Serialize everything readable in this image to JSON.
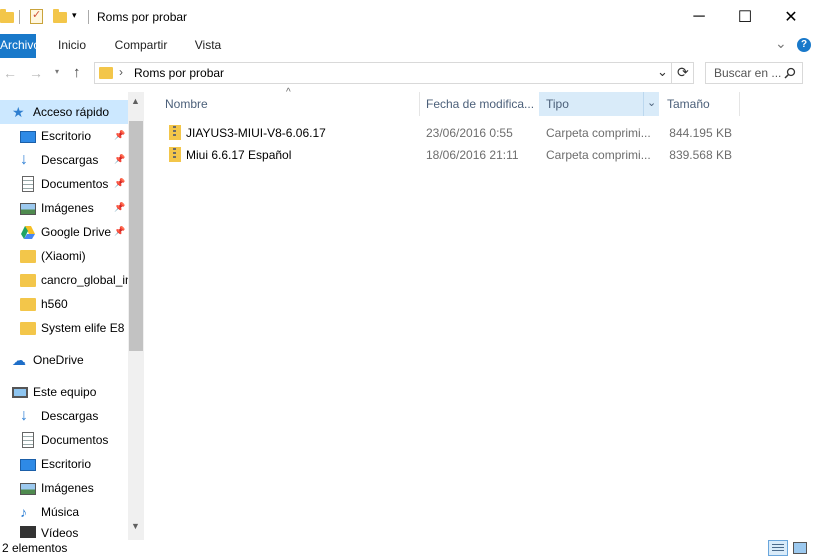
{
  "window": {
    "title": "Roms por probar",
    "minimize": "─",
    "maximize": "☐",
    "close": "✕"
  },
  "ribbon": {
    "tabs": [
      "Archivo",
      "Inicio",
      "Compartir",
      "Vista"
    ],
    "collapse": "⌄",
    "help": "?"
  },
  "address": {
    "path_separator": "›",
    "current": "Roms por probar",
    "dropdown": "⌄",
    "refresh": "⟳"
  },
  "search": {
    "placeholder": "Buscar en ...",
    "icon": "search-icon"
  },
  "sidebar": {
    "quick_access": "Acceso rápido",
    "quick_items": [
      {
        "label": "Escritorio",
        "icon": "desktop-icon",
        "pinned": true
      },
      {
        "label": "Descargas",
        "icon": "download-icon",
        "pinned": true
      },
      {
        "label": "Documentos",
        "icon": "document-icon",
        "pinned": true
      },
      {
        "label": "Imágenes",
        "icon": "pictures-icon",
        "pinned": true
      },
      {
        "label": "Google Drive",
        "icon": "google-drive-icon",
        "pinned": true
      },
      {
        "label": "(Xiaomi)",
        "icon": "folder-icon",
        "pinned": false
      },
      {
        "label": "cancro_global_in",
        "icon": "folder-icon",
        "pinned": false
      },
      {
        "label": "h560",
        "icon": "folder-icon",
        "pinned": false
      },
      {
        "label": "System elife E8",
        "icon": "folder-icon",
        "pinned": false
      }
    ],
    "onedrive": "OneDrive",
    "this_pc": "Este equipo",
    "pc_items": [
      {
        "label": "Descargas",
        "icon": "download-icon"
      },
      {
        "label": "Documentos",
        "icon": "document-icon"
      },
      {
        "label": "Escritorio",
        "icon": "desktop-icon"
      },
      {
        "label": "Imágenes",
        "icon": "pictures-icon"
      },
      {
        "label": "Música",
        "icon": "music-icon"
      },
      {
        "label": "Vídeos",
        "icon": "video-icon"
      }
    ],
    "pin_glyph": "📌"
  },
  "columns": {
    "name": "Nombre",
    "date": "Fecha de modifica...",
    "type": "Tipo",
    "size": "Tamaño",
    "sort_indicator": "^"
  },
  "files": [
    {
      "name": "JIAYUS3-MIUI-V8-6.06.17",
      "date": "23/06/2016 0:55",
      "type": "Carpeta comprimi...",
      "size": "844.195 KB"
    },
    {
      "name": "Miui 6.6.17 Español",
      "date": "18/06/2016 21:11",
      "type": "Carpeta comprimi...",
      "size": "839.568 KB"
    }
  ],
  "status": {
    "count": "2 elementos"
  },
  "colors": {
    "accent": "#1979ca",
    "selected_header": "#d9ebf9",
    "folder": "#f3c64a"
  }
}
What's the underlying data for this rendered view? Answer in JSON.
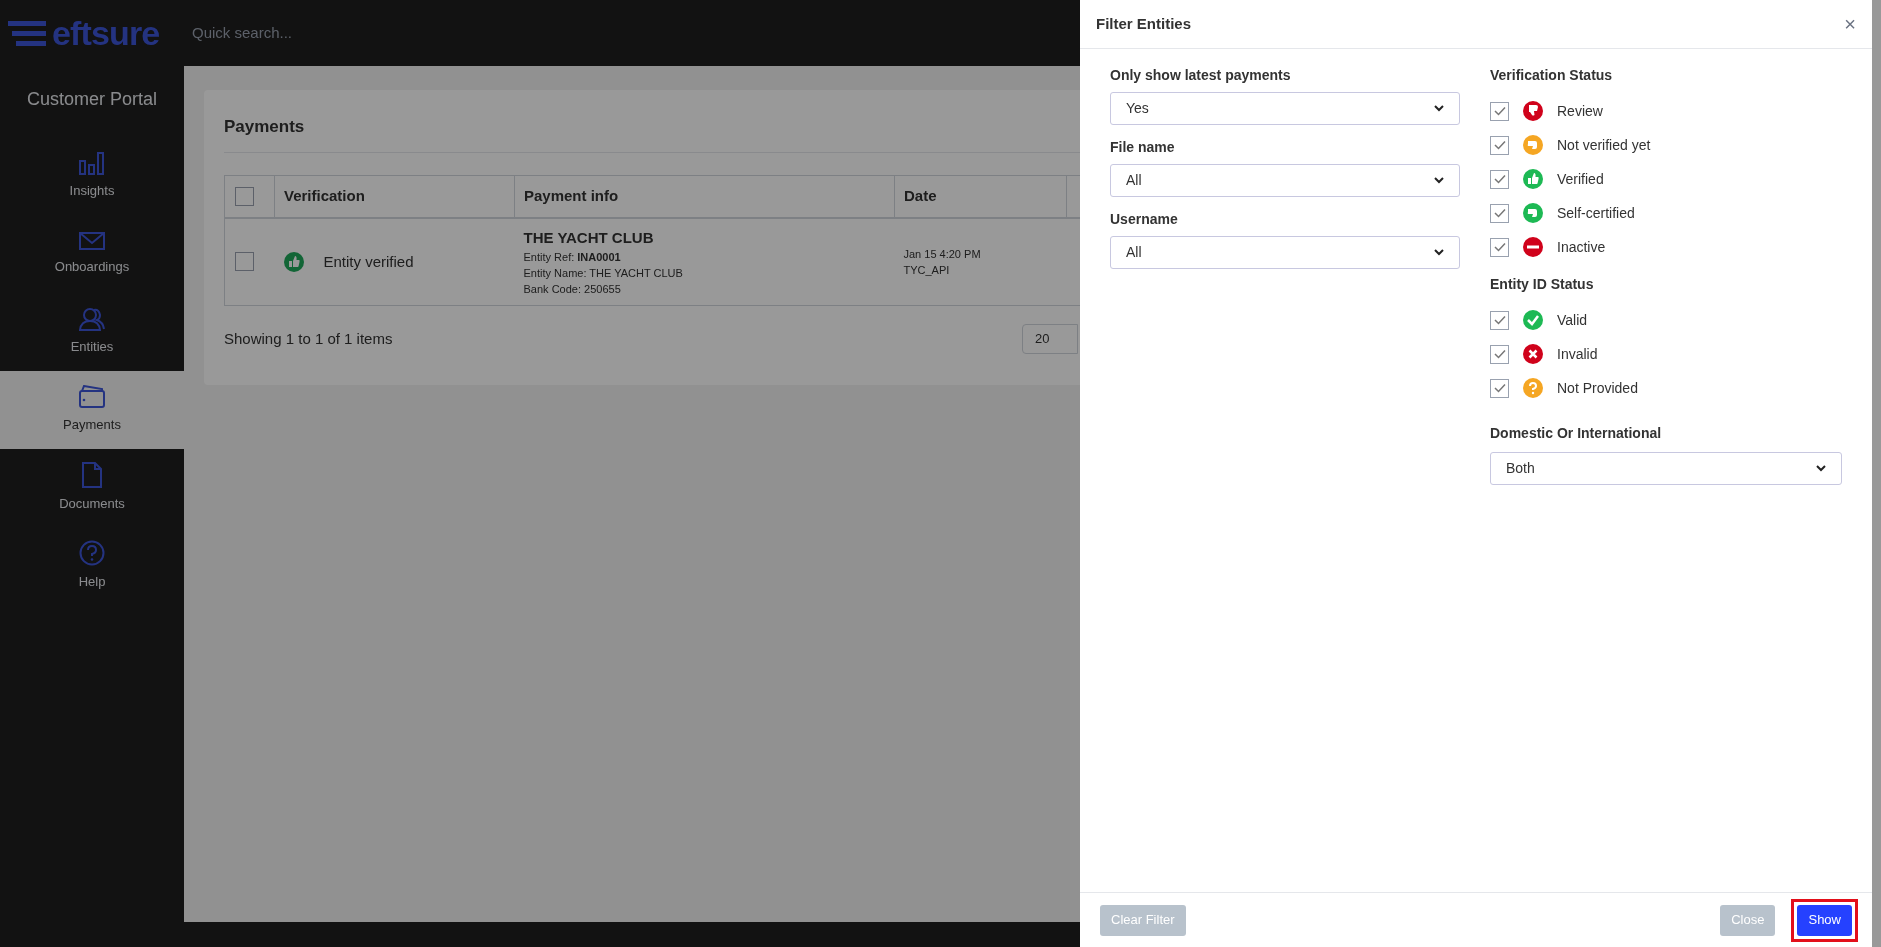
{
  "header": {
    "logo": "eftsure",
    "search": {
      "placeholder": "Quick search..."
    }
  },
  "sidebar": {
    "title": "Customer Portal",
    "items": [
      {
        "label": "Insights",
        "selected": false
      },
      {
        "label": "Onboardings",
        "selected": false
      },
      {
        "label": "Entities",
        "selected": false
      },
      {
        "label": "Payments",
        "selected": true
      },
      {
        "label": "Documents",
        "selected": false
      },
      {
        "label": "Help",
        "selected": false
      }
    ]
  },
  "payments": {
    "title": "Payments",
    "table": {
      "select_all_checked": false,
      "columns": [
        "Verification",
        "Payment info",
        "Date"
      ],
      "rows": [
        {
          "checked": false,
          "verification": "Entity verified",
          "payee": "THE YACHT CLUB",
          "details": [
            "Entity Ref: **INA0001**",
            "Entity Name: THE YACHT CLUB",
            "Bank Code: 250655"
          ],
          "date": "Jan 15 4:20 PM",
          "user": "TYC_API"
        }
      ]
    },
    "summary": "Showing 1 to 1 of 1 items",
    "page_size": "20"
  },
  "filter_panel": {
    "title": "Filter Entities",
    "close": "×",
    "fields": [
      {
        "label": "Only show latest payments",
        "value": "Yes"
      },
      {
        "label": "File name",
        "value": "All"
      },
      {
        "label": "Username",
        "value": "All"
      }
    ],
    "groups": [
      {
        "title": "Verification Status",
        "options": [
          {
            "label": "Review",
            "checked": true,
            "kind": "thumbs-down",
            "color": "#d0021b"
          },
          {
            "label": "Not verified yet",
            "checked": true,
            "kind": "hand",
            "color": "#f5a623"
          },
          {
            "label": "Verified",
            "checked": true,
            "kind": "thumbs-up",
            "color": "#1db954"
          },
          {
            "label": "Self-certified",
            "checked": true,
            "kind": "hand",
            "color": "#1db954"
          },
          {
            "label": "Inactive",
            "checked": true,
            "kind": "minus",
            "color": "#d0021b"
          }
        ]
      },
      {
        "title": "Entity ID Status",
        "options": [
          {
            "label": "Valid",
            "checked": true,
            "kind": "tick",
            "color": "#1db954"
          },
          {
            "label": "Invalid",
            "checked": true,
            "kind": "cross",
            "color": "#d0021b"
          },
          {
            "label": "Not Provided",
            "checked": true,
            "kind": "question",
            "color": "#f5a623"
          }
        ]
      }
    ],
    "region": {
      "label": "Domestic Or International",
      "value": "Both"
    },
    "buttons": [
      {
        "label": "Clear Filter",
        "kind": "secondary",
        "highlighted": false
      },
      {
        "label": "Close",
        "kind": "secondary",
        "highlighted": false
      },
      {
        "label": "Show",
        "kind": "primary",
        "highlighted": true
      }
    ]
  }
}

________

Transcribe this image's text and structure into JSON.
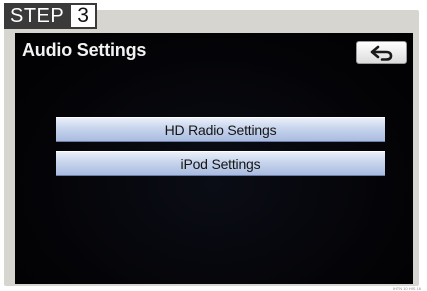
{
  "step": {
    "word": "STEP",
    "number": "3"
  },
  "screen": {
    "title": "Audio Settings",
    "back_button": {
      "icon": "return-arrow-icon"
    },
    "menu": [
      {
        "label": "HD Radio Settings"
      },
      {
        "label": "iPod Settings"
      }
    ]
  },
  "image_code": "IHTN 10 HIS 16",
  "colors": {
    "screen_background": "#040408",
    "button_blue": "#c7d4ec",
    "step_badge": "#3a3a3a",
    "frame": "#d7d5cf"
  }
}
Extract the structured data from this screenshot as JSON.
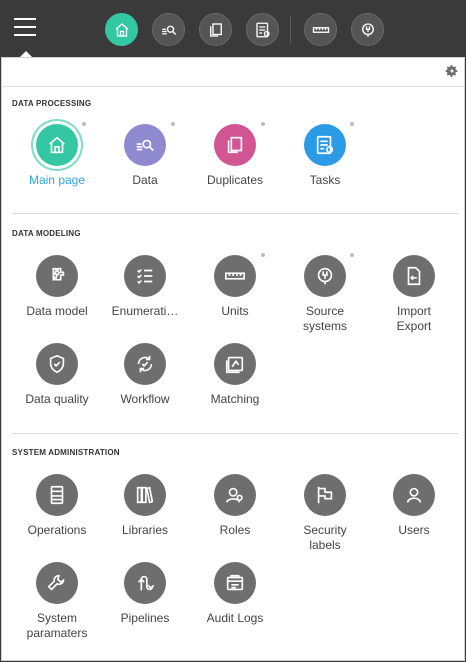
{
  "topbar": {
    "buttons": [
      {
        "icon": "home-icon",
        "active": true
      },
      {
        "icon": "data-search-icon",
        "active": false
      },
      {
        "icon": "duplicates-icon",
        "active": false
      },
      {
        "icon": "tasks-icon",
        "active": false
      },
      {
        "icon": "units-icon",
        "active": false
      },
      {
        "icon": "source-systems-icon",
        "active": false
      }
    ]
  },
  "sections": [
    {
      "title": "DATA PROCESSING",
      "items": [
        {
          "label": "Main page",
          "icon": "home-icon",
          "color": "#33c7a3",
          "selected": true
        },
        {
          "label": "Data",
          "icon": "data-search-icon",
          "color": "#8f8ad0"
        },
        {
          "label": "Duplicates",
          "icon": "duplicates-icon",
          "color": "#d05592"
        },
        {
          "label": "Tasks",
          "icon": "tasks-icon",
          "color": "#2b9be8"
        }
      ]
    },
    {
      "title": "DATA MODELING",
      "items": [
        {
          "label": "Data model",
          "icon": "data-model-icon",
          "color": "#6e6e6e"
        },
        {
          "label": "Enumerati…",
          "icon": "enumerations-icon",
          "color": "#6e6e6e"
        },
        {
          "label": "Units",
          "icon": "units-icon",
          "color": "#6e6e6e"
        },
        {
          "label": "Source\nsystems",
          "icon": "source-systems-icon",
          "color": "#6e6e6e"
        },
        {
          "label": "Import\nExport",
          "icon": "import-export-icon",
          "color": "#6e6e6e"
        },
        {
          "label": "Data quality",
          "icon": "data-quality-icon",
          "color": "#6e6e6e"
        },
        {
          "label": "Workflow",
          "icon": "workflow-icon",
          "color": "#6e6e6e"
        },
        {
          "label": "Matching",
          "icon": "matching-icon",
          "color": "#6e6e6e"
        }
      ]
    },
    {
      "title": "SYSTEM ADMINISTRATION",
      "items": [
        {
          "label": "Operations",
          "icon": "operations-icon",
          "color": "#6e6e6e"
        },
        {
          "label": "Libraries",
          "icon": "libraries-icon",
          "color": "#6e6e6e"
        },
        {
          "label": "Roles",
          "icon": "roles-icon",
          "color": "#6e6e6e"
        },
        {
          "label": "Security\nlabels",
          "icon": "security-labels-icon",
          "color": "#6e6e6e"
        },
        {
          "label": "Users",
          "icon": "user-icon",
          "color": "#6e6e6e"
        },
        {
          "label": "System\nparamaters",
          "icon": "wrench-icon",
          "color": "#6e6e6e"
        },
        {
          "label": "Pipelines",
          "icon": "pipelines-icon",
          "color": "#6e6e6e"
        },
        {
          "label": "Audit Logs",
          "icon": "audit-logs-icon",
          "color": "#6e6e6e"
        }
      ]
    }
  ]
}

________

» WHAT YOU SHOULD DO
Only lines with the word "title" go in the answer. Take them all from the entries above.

» RESULT OF THE EXERCISE
    "title": "Roms por probar",
    "title": "Customer Portal",
    "title": "Payments",
    "title": "Filter Entities",
        "title": "Verification Status",
        "title": "Entity ID Status",
    "title": "Audio Settings",
      "title": "DATA PROCESSING",
      "title": "DATA MODELING",
      "title": "SYSTEM ADMINISTRATION",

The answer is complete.